In a world where clicks drive narratives, the giants of Silicon Valley have inadvertently become the playwrights of modern journalism. But here's the catch: they might just be writing the traditional media's obituary.
The Gist of It
- The intersection of big tech and journalism is more like a crowded roundabout than a smooth crossroad.
- Former insiders from the tech world are raising alarms about how AI is not just reshaping but potentially dismantling the journalism landscape.
- The tug-of-war over revenue models and the authenticity of news is reaching a new peak with the advent of generative AI.
- Legal battles loom as journalistic entities and AI juggernauts lock horns over copyright infringements and the essence of original reporting.
The Heart of the Matter
Imagine a world where your morning news digest is curated not by a seasoned journalist but by an algorithm fine-tuned to predict and cater to your biases. This scenario is not a distant reality but a burgeoning present, as AI begins to blur the lines between content creation and aggregation. The implications are vast and varied, from the dilution of journalistic integrity to the potential monopolization of information by tech giants.
The conversation is not just about whether AI can replicate the nuance of human reporting but whether it should. In an age where the quantity of content often overshadows its quality, the role of journalists as gatekeepers of truth is more critical than ever. Yet, as AI technologies evolve, the feasibility of a news ecosystem dominated by machine-generated content becomes an increasingly pressing concern.
AI: A Double-Edged Sword for Journalism
The Promise of Objectivity
Imagine a world where news stories are free from human bias, crafted by algorithms trained to weigh facts without prejudice. AI has the potential to bring us closer to this ideal, offering tools that can parse vast amounts of data to present news in a more balanced and objective manner. By eliminating the subconscious biases that often seep into human reporting, AI could help create a more informed public discourse.
Battling the Fake News Hydra
In the digital age, fake news spreads faster than wildfire, but AI could be the firebreak we've been searching for. With the capability to analyze patterns and inconsistencies at scale, AI systems can flag and filter out misinformation before it reaches the masses. This technological sentinel could serve as a critical ally in preserving the integrity of our informational ecosystem.
Pioneering New Journalism Frontiers
The future of journalism isn't just about combating negatives; it's also about embracing new opportunities. AI could usher in innovative forms of storytelling, from interactive articles that adapt to reader feedback to personalized news feeds that cater to individual interests without isolating them in echo chambers. These advancements could transform passive news consumption into an engaging, dynamic experience.

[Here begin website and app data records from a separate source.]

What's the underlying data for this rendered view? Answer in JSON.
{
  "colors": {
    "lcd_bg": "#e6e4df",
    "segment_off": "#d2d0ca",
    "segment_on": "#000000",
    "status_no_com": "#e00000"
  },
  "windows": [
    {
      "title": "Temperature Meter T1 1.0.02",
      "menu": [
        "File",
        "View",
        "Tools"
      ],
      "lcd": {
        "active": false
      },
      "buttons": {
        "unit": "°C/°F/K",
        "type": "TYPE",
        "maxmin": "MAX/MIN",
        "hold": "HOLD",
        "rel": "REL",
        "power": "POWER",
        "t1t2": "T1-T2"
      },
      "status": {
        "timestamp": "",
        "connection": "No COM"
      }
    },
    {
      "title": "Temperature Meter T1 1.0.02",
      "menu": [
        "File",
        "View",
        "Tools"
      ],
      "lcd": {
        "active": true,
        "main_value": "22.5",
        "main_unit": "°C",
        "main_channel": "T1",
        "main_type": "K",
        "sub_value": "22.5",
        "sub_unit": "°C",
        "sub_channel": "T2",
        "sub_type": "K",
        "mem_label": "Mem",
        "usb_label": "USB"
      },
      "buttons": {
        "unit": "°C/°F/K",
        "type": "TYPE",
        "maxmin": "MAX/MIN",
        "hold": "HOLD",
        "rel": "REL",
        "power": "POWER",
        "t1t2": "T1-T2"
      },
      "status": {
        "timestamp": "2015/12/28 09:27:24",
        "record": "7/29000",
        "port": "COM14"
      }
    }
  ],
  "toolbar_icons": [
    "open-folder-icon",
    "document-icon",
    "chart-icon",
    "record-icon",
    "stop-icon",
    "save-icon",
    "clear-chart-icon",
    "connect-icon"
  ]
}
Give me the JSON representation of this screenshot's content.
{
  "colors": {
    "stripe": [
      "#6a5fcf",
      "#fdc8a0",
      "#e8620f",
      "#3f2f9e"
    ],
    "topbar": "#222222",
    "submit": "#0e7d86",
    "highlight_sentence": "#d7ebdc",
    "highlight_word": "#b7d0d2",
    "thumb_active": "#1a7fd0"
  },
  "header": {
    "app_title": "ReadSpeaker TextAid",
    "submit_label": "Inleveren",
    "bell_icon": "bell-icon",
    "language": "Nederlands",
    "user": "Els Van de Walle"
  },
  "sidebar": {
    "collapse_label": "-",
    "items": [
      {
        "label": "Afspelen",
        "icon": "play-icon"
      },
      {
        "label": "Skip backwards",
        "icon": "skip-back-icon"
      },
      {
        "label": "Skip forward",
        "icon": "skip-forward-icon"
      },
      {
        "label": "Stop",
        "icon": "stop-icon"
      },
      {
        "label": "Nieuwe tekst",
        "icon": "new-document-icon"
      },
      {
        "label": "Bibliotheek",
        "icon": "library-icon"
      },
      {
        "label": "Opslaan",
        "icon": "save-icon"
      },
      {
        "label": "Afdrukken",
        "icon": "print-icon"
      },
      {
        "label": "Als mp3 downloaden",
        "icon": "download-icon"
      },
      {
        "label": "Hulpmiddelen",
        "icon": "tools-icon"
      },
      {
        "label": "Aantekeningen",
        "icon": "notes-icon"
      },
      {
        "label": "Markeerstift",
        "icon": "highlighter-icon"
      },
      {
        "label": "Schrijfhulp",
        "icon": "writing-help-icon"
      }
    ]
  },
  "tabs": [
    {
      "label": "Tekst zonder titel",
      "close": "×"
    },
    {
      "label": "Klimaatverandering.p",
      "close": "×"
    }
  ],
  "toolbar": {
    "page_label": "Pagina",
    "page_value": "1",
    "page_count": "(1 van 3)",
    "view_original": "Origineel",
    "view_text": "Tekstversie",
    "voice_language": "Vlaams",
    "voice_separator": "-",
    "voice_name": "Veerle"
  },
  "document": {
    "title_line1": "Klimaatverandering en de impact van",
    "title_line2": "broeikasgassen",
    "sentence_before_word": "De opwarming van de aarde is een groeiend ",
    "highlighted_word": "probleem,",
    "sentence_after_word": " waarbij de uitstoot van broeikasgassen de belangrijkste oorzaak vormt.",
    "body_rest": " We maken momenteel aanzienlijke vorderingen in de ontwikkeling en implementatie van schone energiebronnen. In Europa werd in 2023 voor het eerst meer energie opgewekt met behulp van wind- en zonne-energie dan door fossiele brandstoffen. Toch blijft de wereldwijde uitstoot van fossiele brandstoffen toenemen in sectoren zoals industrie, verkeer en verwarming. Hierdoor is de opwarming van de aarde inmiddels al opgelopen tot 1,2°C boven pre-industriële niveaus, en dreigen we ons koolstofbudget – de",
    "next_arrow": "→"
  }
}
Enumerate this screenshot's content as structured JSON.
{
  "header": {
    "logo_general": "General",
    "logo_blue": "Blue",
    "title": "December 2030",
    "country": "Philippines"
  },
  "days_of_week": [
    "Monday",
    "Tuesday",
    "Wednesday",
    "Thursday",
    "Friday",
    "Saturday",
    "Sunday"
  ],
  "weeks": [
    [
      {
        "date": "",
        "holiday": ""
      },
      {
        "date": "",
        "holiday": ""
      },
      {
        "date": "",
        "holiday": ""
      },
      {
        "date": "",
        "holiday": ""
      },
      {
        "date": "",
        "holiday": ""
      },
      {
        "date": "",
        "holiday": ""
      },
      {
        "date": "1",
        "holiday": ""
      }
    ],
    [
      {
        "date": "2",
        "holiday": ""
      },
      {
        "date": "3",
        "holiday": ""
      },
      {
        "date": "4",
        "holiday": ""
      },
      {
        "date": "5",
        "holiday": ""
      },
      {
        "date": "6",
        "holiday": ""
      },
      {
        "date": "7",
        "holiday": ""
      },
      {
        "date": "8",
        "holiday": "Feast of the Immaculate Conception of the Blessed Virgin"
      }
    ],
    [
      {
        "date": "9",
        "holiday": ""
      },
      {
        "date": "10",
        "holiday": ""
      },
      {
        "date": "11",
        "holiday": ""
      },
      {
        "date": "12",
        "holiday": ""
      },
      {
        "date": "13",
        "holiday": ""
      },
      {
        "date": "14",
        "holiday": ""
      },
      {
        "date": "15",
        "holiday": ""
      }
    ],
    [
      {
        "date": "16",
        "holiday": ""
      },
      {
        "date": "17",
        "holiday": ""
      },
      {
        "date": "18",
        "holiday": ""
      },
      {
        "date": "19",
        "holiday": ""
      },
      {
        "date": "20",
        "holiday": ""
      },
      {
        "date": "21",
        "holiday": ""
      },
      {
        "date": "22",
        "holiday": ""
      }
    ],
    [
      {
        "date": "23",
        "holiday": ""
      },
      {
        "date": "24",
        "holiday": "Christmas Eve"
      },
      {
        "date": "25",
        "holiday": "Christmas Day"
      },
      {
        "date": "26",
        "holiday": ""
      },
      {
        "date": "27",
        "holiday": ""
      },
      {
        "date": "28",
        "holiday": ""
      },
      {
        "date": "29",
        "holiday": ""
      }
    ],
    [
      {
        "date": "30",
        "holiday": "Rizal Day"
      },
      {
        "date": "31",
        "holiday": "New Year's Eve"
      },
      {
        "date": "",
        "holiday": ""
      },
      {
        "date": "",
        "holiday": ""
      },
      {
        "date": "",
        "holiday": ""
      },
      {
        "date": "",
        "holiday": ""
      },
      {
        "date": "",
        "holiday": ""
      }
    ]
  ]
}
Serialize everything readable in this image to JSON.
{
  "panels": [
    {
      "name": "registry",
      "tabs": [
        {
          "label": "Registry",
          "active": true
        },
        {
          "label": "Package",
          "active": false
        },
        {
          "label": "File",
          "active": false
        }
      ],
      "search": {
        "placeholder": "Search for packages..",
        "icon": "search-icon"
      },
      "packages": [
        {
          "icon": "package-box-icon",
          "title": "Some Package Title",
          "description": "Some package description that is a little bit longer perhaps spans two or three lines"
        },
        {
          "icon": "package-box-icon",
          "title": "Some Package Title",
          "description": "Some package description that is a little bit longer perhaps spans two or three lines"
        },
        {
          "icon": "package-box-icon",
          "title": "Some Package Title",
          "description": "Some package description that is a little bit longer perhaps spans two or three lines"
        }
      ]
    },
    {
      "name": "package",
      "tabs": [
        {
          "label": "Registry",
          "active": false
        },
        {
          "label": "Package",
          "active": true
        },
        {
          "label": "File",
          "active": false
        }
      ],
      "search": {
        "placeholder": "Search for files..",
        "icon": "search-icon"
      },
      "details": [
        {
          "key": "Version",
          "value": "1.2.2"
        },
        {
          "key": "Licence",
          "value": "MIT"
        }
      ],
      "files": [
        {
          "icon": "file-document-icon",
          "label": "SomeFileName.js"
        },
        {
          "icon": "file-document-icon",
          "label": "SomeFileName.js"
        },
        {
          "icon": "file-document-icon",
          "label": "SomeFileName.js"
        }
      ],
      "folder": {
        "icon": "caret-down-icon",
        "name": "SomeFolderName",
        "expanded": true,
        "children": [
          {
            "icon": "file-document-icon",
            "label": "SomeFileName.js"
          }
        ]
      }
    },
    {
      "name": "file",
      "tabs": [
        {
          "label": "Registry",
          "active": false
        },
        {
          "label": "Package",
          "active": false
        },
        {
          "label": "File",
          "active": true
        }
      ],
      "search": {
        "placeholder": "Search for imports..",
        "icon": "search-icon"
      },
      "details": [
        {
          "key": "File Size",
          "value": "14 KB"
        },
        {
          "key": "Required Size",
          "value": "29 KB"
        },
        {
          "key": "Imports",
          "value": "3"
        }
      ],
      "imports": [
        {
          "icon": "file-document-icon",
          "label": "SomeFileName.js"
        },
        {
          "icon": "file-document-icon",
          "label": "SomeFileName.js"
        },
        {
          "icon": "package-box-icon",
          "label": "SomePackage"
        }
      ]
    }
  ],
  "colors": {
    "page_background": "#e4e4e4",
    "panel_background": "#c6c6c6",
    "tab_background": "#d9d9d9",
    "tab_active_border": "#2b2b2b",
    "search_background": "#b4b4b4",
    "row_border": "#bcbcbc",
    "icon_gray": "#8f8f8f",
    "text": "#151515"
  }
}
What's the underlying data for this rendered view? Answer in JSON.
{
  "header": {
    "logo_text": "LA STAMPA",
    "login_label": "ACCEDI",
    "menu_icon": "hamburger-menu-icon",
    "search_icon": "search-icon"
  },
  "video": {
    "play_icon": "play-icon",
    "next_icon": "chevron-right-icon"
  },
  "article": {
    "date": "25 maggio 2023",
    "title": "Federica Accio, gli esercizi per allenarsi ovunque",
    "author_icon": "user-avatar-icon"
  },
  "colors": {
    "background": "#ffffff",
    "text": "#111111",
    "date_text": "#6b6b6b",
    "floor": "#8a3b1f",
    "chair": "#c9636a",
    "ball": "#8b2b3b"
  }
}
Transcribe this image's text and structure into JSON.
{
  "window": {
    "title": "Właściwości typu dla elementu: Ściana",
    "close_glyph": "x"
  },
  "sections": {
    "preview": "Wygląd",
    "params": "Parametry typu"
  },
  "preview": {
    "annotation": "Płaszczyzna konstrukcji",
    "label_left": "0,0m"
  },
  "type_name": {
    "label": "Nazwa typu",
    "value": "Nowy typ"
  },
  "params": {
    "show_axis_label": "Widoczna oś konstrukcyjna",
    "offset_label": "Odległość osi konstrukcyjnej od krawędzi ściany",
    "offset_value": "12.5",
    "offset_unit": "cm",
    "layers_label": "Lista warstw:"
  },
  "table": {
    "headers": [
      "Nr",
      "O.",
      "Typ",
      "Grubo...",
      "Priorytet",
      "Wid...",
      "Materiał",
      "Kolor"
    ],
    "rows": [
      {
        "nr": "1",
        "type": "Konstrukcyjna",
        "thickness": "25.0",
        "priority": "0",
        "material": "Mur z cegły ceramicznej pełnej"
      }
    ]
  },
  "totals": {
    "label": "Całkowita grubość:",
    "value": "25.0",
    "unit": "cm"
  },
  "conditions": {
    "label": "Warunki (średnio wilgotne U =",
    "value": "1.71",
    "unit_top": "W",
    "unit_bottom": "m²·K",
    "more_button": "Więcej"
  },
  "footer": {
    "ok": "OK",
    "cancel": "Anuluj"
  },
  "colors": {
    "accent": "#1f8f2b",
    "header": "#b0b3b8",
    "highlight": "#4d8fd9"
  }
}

The Road Ahead
The future of journalism in the shadow of big tech is shrouded in uncertainty. On one hand, AI presents opportunities for personalization and efficiency in news delivery. On the other, it threatens the very foundation of journalistic practice: the pursuit of truth through human observation and inquiry.
As we navigate this uncharted territory, the dialogue between technology innovators and journalistic institutions is crucial. Finding a middle ground where AI can support rather than supplant journalistic efforts may be the key to ensuring that the news industry not only survives but thrives in the digital age.
The Bottom Line
The unfolding drama between big tech and journalism is a testament to the growing pains of a society adapting to rapid technological advancement. While the endgame remains uncertain, one thing is clear: the stakes are nothing short of democracy's lifeblood—free, fair, and truthful reporting.
In this evolving narrative, every reader, viewer, and listener has a role to play. By demanding transparency, supporting investigative journalism, and critically evaluating the sources of our information, we can all contribute to a future where technology uplifts rather than undermines the public discourse.